One of the energy firms hoping to exploit the UK’s resources of shale gas says it may be sitting on significantly more gas than previously thought.
UK firm IGas says there may be up to 170 trillion cubic feet (4,810 cubic km) of gas in the areas it is licensed to explore in northern England.
But it remains unclear how much of the gas will be economically extractable.
Shale gas is extracted by fracking – pumping water, chemicals and sand at high pressure into rock to release gas.
Critics argue that the process may cause earth tremors and want investment in green energy.
Fracking has revolutionised the US energy market and the energy industry has hopes for a similar transformation in the UK.
IGas is one of the companies granted a licence by UK authorities to explore parts of the country believed to contain large resources of shale gas.
The company’s licences cover an area of 300 sq miles across Cheshire.
It had previously said it had about nine trillion cubic feet of shale gas.
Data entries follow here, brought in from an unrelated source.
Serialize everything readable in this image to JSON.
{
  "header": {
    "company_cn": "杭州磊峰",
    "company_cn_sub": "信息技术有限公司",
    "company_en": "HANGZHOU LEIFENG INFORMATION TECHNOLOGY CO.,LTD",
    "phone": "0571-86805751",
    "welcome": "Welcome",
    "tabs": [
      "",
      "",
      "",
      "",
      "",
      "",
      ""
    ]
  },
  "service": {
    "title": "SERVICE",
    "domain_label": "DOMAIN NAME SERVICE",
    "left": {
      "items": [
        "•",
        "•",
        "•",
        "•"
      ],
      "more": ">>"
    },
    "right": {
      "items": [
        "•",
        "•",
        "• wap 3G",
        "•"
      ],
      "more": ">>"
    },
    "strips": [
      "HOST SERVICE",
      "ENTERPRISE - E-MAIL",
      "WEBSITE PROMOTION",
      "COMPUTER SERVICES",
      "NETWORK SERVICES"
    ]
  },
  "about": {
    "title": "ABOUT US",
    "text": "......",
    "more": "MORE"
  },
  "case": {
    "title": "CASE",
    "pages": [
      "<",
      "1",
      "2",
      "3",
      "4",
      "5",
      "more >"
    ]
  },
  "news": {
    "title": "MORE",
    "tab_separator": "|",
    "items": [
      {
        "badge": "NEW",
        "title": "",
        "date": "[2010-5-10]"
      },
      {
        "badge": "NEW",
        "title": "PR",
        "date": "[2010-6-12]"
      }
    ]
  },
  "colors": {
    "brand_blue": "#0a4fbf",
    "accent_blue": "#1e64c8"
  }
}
It now estimates that the volume of “gas initially in place” could range from 15.1 trillion cubic feet to 172.3 trillion cubic feet, the higher figure being nearly 20 times higher than the previous estimate.
The UK’s annual gas consumption is currently about 3 trillion cubic feet.
Video - UK shale gas reserves may be 'bigger than first thought'